  • Has this content already been published on the web? If so, link to it.
  • Not all native speakers are web writers. Ensure your text is edited by a native-speaker web editor before sending for translation.
  • Proof-read before you send for translation.
  • Don’t forget to send translators any metadata such as Page titles and Meta descriptions.
  • Context makes a better translation. For example, it is essential to know the target audience for the pages. Also is there anything else the translator should know to put this piece into context?

New online course on usability

As a real-world trainer I know the value of in-person training. There’s nothing like getting people away from their desks to focus on the training itself, without distractions. Participants love networking with others, the discussions, hands-on demos, Q&As and group exercises. And I love going to real-world conferences and hearing inspirational people in person.

So I’ve always viewed remote learning as a poor relation of in-person training. I’ve run Webinars, Skype sessions and even tried a Google Hangout and Apple’s Facetime. But these have never really connected to the people I’m training in quite the way an in-person course does.

What changed my mind…

Last month, the team at Userfocus (where I run a Writing and editing for the web course) launched their first online course: User Experience: The Ultimate Guide to Usability. It has already become one of Udemy’s top selling courses. The reviews are all outstanding.

I may launch my own online courses soon – as I am finding it hard to be in two places at once! This course looks like the best blue-print for how to do it well.

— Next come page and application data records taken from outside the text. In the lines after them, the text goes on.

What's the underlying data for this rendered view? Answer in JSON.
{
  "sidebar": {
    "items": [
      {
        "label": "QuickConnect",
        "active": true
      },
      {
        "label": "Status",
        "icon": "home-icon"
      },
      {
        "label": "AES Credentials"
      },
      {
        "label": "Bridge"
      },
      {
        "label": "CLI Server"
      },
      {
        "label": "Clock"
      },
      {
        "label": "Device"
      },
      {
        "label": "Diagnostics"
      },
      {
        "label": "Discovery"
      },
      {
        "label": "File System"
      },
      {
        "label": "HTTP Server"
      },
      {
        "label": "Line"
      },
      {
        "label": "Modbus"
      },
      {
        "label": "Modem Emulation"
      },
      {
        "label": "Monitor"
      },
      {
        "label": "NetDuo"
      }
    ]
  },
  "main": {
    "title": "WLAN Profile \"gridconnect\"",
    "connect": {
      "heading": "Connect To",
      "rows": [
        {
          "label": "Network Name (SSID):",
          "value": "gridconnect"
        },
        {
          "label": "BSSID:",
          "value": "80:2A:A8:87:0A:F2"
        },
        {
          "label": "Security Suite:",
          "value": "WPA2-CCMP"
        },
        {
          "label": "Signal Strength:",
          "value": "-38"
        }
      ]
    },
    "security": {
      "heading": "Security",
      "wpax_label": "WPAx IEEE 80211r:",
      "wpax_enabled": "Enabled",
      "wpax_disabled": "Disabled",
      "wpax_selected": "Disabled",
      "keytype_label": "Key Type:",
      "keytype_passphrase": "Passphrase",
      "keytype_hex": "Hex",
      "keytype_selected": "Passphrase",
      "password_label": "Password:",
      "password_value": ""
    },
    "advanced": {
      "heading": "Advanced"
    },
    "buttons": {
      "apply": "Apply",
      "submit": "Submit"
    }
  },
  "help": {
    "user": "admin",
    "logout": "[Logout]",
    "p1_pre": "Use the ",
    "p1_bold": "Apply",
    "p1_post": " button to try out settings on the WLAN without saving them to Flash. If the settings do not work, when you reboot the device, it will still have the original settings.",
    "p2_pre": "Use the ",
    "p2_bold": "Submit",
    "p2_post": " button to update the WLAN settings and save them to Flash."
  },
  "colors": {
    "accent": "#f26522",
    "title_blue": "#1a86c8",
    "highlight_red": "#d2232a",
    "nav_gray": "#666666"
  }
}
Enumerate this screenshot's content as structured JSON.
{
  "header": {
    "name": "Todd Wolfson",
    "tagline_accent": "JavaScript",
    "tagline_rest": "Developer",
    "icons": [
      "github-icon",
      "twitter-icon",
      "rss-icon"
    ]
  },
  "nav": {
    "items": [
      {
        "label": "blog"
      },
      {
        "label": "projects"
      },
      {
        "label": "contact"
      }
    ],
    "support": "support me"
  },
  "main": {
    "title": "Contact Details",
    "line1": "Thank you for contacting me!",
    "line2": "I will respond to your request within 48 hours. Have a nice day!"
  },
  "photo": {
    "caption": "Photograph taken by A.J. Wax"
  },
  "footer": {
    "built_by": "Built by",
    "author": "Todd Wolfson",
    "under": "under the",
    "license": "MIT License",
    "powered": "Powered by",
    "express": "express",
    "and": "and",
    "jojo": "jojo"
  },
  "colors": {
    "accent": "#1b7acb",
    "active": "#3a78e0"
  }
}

I can’t resist online learning any more.

Why they did it

User Focus created an online course because they want to live in a world where easy to use software, websites and products are the norm and not the exception — and they don’t have the capacity to train every designer, content producer and developer face-to-face.

They have a bold aim: to train 1,105 people in user experience before World Usability Day on 14 November. 1,105 is one more than the 1,104 people they could train if they ran the equivalent face-to-face course to capacity every working day between now and World Usability Day.

Here’s some reviews of the course:

Comprehensive, well-structured, well-presented. Bravo!
The depth and breadth of content covered in this course is seriously impressive. All of the major UX techniques are covered in a way that anyone could take this advice and apply it to their own projects or organisation. The presenter is knowledgeable and likeable, and the examples are entertaining. If you want to learn how to do user-centred design, this is the course to get.

Great for development…
I am working on a new iPad app — actually I’m doing a major update to an existing app. I want to get the UX perfected and this course is right on the mark. Thanks, Dr. David!

This course is packed with the latest UX thinking and methods
This is a very thorough, well presented and easy to follow training course packed with the latest UX thinking and techniques. There’s something new to be learned on every page. It’s perfect for web designers, marketers and project managers who want to understand what usability is really all about, and it’s perfect as a refresher for usability practitioners at all levels of experience.

Great course
David Travis is one of the leading UX experts in the business. This course is a great way to learn about all the important stuff there is to know when it comes to UX, IA and Usability.

Attend User Experience: The Ultimate Guide to Usability [affiliate link]

What would you like to learn online?

In the comments I’d like to know what course you’d like me to offer online: email newsletters, writing for the web, web content strategy, SEO or something else.